Top of Record extracts
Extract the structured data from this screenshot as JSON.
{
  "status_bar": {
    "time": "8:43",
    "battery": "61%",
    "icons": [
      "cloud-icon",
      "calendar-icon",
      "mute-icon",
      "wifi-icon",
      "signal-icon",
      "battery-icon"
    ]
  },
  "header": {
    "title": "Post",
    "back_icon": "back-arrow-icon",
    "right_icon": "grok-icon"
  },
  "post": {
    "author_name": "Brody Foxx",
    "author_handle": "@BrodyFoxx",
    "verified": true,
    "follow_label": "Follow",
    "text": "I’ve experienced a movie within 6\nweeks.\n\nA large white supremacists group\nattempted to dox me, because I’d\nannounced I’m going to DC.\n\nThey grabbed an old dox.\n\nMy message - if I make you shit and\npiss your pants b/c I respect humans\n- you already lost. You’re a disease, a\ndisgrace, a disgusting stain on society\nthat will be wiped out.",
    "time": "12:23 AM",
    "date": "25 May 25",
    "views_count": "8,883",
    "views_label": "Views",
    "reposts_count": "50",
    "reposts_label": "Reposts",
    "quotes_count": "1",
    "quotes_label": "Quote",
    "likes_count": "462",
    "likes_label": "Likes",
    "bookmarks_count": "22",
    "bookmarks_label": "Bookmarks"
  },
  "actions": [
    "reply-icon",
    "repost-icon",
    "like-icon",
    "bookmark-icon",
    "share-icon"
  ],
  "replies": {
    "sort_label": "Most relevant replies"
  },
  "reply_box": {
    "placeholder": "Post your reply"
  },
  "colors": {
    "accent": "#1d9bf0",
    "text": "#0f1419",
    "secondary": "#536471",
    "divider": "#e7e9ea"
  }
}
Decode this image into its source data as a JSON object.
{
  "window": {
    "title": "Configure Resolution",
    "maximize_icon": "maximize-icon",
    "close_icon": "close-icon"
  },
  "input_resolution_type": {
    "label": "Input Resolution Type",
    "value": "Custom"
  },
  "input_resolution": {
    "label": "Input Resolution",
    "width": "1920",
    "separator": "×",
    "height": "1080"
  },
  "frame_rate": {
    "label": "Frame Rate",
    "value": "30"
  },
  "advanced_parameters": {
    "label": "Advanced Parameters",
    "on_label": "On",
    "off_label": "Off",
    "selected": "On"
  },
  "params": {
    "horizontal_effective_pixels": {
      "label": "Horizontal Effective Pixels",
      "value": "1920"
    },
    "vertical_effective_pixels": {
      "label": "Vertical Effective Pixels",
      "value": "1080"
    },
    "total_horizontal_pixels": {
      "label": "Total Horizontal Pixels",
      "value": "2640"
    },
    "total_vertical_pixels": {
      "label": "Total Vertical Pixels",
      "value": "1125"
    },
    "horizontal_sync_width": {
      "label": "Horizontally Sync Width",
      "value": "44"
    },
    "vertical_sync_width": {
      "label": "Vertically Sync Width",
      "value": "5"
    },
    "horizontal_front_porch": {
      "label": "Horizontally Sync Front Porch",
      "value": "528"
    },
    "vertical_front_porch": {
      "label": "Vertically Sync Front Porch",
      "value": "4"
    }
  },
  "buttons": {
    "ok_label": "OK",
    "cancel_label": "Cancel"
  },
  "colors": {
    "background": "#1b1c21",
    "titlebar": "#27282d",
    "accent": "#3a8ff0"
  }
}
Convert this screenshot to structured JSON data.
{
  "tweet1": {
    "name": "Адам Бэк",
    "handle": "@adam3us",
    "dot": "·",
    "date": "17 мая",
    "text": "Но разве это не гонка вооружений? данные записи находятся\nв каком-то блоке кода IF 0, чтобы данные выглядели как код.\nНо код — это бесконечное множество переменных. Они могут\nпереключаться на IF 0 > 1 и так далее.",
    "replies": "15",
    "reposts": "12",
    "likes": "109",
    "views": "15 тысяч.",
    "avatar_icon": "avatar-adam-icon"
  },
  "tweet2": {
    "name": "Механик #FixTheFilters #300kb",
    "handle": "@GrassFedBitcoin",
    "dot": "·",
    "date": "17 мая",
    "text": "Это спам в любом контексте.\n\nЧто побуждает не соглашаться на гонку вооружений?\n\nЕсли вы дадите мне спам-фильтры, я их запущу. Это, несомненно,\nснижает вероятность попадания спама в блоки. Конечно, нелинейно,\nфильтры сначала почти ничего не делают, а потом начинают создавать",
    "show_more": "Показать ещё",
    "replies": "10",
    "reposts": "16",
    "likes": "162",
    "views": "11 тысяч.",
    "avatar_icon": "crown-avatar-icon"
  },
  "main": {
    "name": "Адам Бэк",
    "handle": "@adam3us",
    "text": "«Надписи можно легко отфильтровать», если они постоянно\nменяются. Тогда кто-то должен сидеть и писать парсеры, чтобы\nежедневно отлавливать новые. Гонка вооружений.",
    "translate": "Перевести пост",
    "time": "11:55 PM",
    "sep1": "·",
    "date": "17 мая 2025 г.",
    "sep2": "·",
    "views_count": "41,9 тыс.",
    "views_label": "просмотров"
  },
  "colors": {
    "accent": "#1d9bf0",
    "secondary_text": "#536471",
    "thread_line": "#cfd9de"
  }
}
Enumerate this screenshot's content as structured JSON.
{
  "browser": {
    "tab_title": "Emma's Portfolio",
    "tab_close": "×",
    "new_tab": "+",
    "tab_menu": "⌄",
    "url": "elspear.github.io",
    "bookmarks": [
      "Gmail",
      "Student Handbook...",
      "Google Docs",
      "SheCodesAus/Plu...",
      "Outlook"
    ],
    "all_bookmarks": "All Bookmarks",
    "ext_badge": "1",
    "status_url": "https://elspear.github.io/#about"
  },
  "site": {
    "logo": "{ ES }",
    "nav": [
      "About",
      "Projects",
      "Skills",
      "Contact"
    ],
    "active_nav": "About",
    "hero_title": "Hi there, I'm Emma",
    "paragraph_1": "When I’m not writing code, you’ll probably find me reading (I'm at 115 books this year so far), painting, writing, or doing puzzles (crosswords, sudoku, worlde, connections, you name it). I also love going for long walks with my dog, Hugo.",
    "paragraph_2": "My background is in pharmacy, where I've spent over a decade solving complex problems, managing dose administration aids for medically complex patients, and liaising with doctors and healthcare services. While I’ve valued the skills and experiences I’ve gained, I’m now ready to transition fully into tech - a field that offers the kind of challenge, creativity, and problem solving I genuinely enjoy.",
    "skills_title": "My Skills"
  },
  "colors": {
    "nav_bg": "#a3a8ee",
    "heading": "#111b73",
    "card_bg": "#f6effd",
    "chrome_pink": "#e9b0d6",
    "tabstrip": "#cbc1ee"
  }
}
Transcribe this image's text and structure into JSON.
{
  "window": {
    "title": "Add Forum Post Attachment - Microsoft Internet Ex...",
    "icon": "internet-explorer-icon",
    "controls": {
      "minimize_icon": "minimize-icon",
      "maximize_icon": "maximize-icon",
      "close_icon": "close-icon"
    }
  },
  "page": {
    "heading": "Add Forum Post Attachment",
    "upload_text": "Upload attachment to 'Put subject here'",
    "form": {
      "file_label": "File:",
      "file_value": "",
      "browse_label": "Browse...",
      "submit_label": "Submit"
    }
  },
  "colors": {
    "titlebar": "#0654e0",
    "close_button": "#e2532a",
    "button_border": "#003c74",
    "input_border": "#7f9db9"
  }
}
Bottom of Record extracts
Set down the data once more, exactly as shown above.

Extract the structured data from this screenshot as JSON.
{
  "status_bar": {
    "time": "8:43",
    "battery": "61%",
    "icons": [
      "cloud-icon",
      "calendar-icon",
      "mute-icon",
      "wifi-icon",
      "signal-icon",
      "battery-icon"
    ]
  },
  "header": {
    "title": "Post",
    "back_icon": "back-arrow-icon",
    "right_icon": "grok-icon"
  },
  "post": {
    "author_name": "Brody Foxx",
    "author_handle": "@BrodyFoxx",
    "verified": true,
    "follow_label": "Follow",
    "text": "I’ve experienced a movie within 6\nweeks.\n\nA large white supremacists group\nattempted to dox me, because I’d\nannounced I’m going to DC.\n\nThey grabbed an old dox.\n\nMy message - if I make you shit and\npiss your pants b/c I respect humans\n- you already lost. You’re a disease, a\ndisgrace, a disgusting stain on society\nthat will be wiped out.",
    "time": "12:23 AM",
    "date": "25 May 25",
    "views_count": "8,883",
    "views_label": "Views",
    "reposts_count": "50",
    "reposts_label": "Reposts",
    "quotes_count": "1",
    "quotes_label": "Quote",
    "likes_count": "462",
    "likes_label": "Likes",
    "bookmarks_count": "22",
    "bookmarks_label": "Bookmarks"
  },
  "actions": [
    "reply-icon",
    "repost-icon",
    "like-icon",
    "bookmark-icon",
    "share-icon"
  ],
  "replies": {
    "sort_label": "Most relevant replies"
  },
  "reply_box": {
    "placeholder": "Post your reply"
  },
  "colors": {
    "accent": "#1d9bf0",
    "text": "#0f1419",
    "secondary": "#536471",
    "divider": "#e7e9ea"
  }
}
Decode this image into its source data as a JSON object.
{
  "window": {
    "title": "Configure Resolution",
    "maximize_icon": "maximize-icon",
    "close_icon": "close-icon"
  },
  "input_resolution_type": {
    "label": "Input Resolution Type",
    "value": "Custom"
  },
  "input_resolution": {
    "label": "Input Resolution",
    "width": "1920",
    "separator": "×",
    "height": "1080"
  },
  "frame_rate": {
    "label": "Frame Rate",
    "value": "30"
  },
  "advanced_parameters": {
    "label": "Advanced Parameters",
    "on_label": "On",
    "off_label": "Off",
    "selected": "On"
  },
  "params": {
    "horizontal_effective_pixels": {
      "label": "Horizontal Effective Pixels",
      "value": "1920"
    },
    "vertical_effective_pixels": {
      "label": "Vertical Effective Pixels",
      "value": "1080"
    },
    "total_horizontal_pixels": {
      "label": "Total Horizontal Pixels",
      "value": "2640"
    },
    "total_vertical_pixels": {
      "label": "Total Vertical Pixels",
      "value": "1125"
    },
    "horizontal_sync_width": {
      "label": "Horizontally Sync Width",
      "value": "44"
    },
    "vertical_sync_width": {
      "label": "Vertically Sync Width",
      "value": "5"
    },
    "horizontal_front_porch": {
      "label": "Horizontally Sync Front Porch",
      "value": "528"
    },
    "vertical_front_porch": {
      "label": "Vertically Sync Front Porch",
      "value": "4"
    }
  },
  "buttons": {
    "ok_label": "OK",
    "cancel_label": "Cancel"
  },
  "colors": {
    "background": "#1b1c21",
    "titlebar": "#27282d",
    "accent": "#3a8ff0"
  }
}
Convert this screenshot to structured JSON data.
{
  "tweet1": {
    "name": "Адам Бэк",
    "handle": "@adam3us",
    "dot": "·",
    "date": "17 мая",
    "text": "Но разве это не гонка вооружений? данные записи находятся\nв каком-то блоке кода IF 0, чтобы данные выглядели как код.\nНо код — это бесконечное множество переменных. Они могут\nпереключаться на IF 0 > 1 и так далее.",
    "replies": "15",
    "reposts": "12",
    "likes": "109",
    "views": "15 тысяч.",
    "avatar_icon": "avatar-adam-icon"
  },
  "tweet2": {
    "name": "Механик #FixTheFilters #300kb",
    "handle": "@GrassFedBitcoin",
    "dot": "·",
    "date": "17 мая",
    "text": "Это спам в любом контексте.\n\nЧто побуждает не соглашаться на гонку вооружений?\n\nЕсли вы дадите мне спам-фильтры, я их запущу. Это, несомненно,\nснижает вероятность попадания спама в блоки. Конечно, нелинейно,\nфильтры сначала почти ничего не делают, а потом начинают создавать",
    "show_more": "Показать ещё",
    "replies": "10",
    "reposts": "16",
    "likes": "162",
    "views": "11 тысяч.",
    "avatar_icon": "crown-avatar-icon"
  },
  "main": {
    "name": "Адам Бэк",
    "handle": "@adam3us",
    "text": "«Надписи можно легко отфильтровать», если они постоянно\nменяются. Тогда кто-то должен сидеть и писать парсеры, чтобы\nежедневно отлавливать новые. Гонка вооружений.",
    "translate": "Перевести пост",
    "time": "11:55 PM",
    "sep1": "·",
    "date": "17 мая 2025 г.",
    "sep2": "·",
    "views_count": "41,9 тыс.",
    "views_label": "просмотров"
  },
  "colors": {
    "accent": "#1d9bf0",
    "secondary_text": "#536471",
    "thread_line": "#cfd9de"
  }
}
Enumerate this screenshot's content as structured JSON.
{
  "browser": {
    "tab_title": "Emma's Portfolio",
    "tab_close": "×",
    "new_tab": "+",
    "tab_menu": "⌄",
    "url": "elspear.github.io",
    "bookmarks": [
      "Gmail",
      "Student Handbook...",
      "Google Docs",
      "SheCodesAus/Plu...",
      "Outlook"
    ],
    "all_bookmarks": "All Bookmarks",
    "ext_badge": "1",
    "status_url": "https://elspear.github.io/#about"
  },
  "site": {
    "logo": "{ ES }",
    "nav": [
      "About",
      "Projects",
      "Skills",
      "Contact"
    ],
    "active_nav": "About",
    "hero_title": "Hi there, I'm Emma",
    "paragraph_1": "When I’m not writing code, you’ll probably find me reading (I'm at 115 books this year so far), painting, writing, or doing puzzles (crosswords, sudoku, worlde, connections, you name it). I also love going for long walks with my dog, Hugo.",
    "paragraph_2": "My background is in pharmacy, where I've spent over a decade solving complex problems, managing dose administration aids for medically complex patients, and liaising with doctors and healthcare services. While I’ve valued the skills and experiences I’ve gained, I’m now ready to transition fully into tech - a field that offers the kind of challenge, creativity, and problem solving I genuinely enjoy.",
    "skills_title": "My Skills"
  },
  "colors": {
    "nav_bg": "#a3a8ee",
    "heading": "#111b73",
    "card_bg": "#f6effd",
    "chrome_pink": "#e9b0d6",
    "tabstrip": "#cbc1ee"
  }
}
Transcribe this image's text and structure into JSON.
{
  "window": {
    "title": "Add Forum Post Attachment - Microsoft Internet Ex...",
    "icon": "internet-explorer-icon",
    "controls": {
      "minimize_icon": "minimize-icon",
      "maximize_icon": "maximize-icon",
      "close_icon": "close-icon"
    }
  },
  "page": {
    "heading": "Add Forum Post Attachment",
    "upload_text": "Upload attachment to 'Put subject here'",
    "form": {
      "file_label": "File:",
      "file_value": "",
      "browse_label": "Browse...",
      "submit_label": "Submit"
    }
  },
  "colors": {
    "titlebar": "#0654e0",
    "close_button": "#e2532a",
    "button_border": "#003c74",
    "input_border": "#7f9db9"
  }
}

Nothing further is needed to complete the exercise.